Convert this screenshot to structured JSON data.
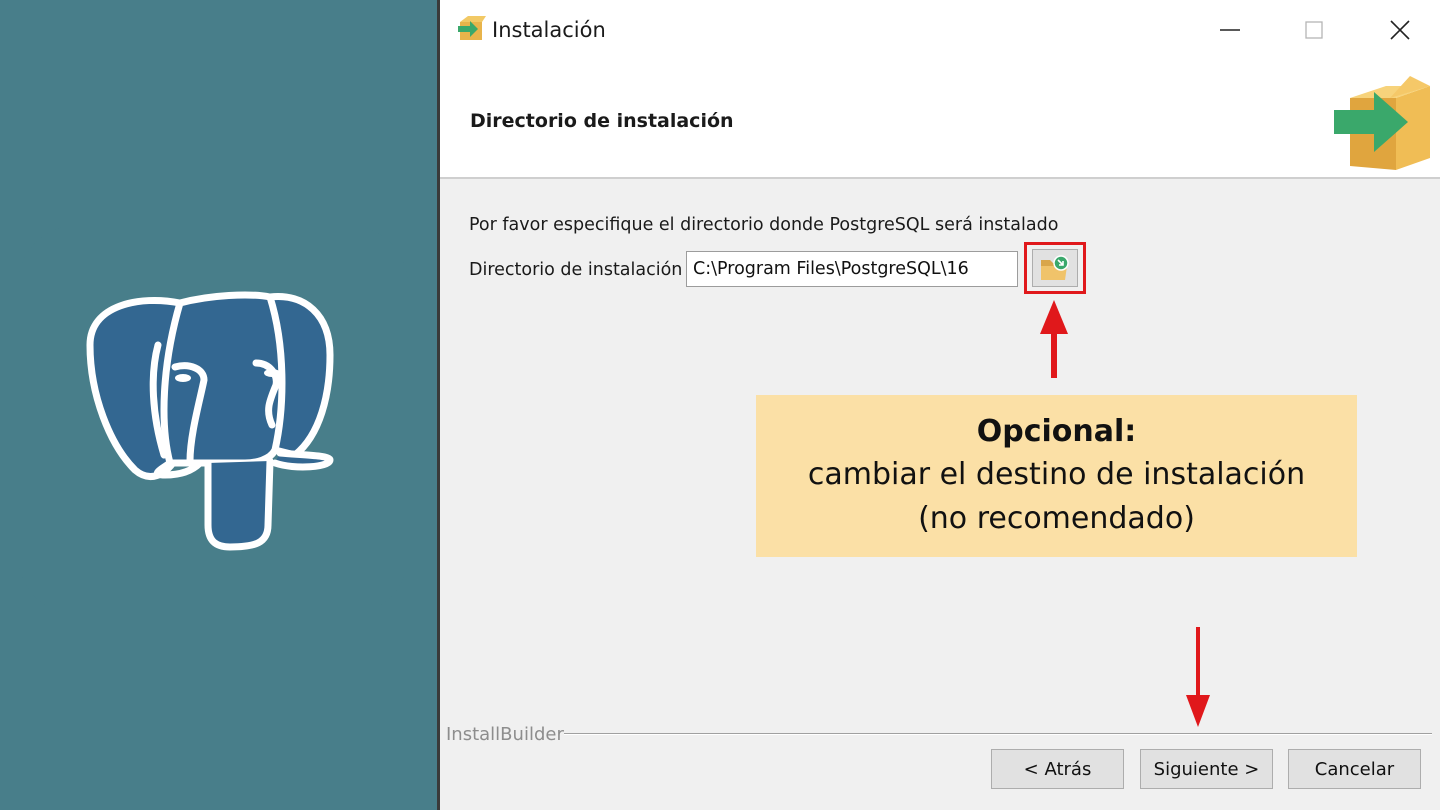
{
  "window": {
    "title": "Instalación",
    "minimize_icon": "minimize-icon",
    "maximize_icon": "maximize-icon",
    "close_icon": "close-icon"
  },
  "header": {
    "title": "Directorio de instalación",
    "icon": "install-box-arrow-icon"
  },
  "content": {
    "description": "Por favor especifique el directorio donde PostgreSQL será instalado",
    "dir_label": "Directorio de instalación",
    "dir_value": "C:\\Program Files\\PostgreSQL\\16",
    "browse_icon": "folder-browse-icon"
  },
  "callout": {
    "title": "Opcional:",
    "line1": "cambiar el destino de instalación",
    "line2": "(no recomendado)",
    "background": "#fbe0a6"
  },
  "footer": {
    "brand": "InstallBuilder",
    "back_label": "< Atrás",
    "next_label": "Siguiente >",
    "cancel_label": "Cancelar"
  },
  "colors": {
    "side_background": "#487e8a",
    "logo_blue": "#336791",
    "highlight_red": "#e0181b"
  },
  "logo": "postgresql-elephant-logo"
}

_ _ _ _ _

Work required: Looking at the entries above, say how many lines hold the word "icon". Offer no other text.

Written answer: 5